You can be part of the brave new bug world by submitting a suggestion for the moth’s new common name on the society’s Better Common Names Project website which helpfully advises that:

[P]roblematic names perpetuate harm against people of various ethnicities and race…  and counteract the very purpose of common names.

Purpose? You mean, that they’re common and everyone knows and uses them. Like gypsy moth, perhaps?

You can also dob in other offensive common names so that transgressors can be dealt with. Well, I’ve just looked through their database and I have a few suggestions.

The large kissing bug is a stand-out candidate ⁠— issues of consent, obviously. Anything starting with European or Imperial has clearly got to go, along with the ginger maggot (triggering for redheads) and the monkey slug (no explanation necessary).

I can’t quite make up my mind whether the hackberry nipplegall maker is a misogynistic, sexist, patriarchal affront to women or a proud acclamation of women’s agency over their own bodies.  Thankfully those social justice warriors at the ESA should know.

A load of crap

When was the last time you asked for your toddler’s permission before changing their nappy? If your answer is ‘never!’ then you’re clearly in urgent need of parenting advice from Australian childcare ⁠— sorry, early learning centres ⁠—  chain, Only About Children. The 7News story says the advice:

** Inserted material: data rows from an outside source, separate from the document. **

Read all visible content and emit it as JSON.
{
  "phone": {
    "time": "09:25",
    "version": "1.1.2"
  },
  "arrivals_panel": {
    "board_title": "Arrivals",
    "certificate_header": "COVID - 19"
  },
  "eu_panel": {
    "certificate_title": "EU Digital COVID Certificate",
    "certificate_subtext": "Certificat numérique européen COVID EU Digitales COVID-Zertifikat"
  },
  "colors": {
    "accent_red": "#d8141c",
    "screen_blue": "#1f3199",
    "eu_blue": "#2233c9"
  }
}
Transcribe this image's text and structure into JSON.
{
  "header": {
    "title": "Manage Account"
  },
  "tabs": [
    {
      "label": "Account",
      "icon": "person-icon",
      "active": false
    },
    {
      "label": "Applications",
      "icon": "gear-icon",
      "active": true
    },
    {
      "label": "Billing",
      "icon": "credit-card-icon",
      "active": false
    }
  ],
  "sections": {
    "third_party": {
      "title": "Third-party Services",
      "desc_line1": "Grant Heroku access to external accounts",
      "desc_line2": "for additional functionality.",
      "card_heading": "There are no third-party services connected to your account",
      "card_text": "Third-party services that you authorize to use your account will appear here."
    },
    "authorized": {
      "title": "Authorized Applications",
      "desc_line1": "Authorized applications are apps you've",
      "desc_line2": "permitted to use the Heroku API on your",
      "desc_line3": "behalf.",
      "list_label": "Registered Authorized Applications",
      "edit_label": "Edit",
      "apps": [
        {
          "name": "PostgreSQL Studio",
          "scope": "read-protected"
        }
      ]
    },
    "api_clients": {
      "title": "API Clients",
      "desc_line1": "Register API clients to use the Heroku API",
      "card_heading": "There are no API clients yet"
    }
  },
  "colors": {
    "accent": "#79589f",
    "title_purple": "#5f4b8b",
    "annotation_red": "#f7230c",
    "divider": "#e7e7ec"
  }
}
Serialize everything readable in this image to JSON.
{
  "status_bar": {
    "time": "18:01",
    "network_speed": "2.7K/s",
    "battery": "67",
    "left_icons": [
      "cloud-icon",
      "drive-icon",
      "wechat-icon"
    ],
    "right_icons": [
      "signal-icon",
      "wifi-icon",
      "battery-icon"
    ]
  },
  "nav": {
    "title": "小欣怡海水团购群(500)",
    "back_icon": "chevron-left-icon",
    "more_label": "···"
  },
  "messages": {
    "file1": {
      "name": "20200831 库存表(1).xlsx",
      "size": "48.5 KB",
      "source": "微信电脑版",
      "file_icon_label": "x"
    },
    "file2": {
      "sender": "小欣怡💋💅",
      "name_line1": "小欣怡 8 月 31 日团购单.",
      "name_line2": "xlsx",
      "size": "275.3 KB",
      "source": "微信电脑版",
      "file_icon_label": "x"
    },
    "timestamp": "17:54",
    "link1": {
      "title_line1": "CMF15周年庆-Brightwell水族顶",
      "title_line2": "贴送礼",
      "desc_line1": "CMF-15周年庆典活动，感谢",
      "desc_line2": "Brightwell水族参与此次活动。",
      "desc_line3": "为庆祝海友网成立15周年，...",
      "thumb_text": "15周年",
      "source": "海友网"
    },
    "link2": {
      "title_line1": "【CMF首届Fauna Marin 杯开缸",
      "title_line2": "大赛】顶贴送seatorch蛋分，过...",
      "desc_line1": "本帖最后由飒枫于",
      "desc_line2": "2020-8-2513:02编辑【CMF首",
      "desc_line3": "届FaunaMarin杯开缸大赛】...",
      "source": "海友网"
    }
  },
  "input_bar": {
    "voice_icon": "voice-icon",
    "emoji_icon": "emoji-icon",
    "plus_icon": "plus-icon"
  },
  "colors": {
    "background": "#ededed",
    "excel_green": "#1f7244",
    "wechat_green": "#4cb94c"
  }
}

[E]ncourages parents to put themselves in their child’s shoes and ask, “If you were a baby, how would you like to have your nappy changed?”

Possibly not at all, since most babies seem perfectly content to wallow in their own waste.
The advice also says:

The most significant thing about a nappy change is not the new nappy, it’s the good feelings shared between baby and parent. It’s the relationship.

And here I was thinking it was actually about cleanliness, comfort, health and hygiene.

You should be seeking a more mindful and respectful experience that is all about building body autonomy and consent for your child. The advice stems from the views of podcaster and author Janet Lansbury, whose website bio interestingly concentrates more on her erstwhile career as an eighties actress and model than on her child care creds. Ancient minor celebrity status is the obvious preparation for childcare expertise.

Her article How to Love a Diaper Change (I kid you not) is full of nuggets like:

Children don’t like to be interrupted when they are playing, and most diaper changes can be postponed until there is a lull in an infant or toddler’s activity. Wait for a break in your child’s play and then say discreetly, “Please let me check your diaper now”.

A baby might wish to roll to his tummy to be wiped, or be in an all fours crawling position. The toddler may need to stand and be changed on a pad on the floor.  Continue to ask for cooperation, but compromise and allow the child to do things his way…

Which all sounds like the kind of ‘kids rule’ parenting advice that gave us Wokeworld full of self-absorbed, virtue-signalling, triggered snowflake, Twitter warrior babies masquerading as adults.

Got something to add? Join the discussion and comment below.


Show comments
Close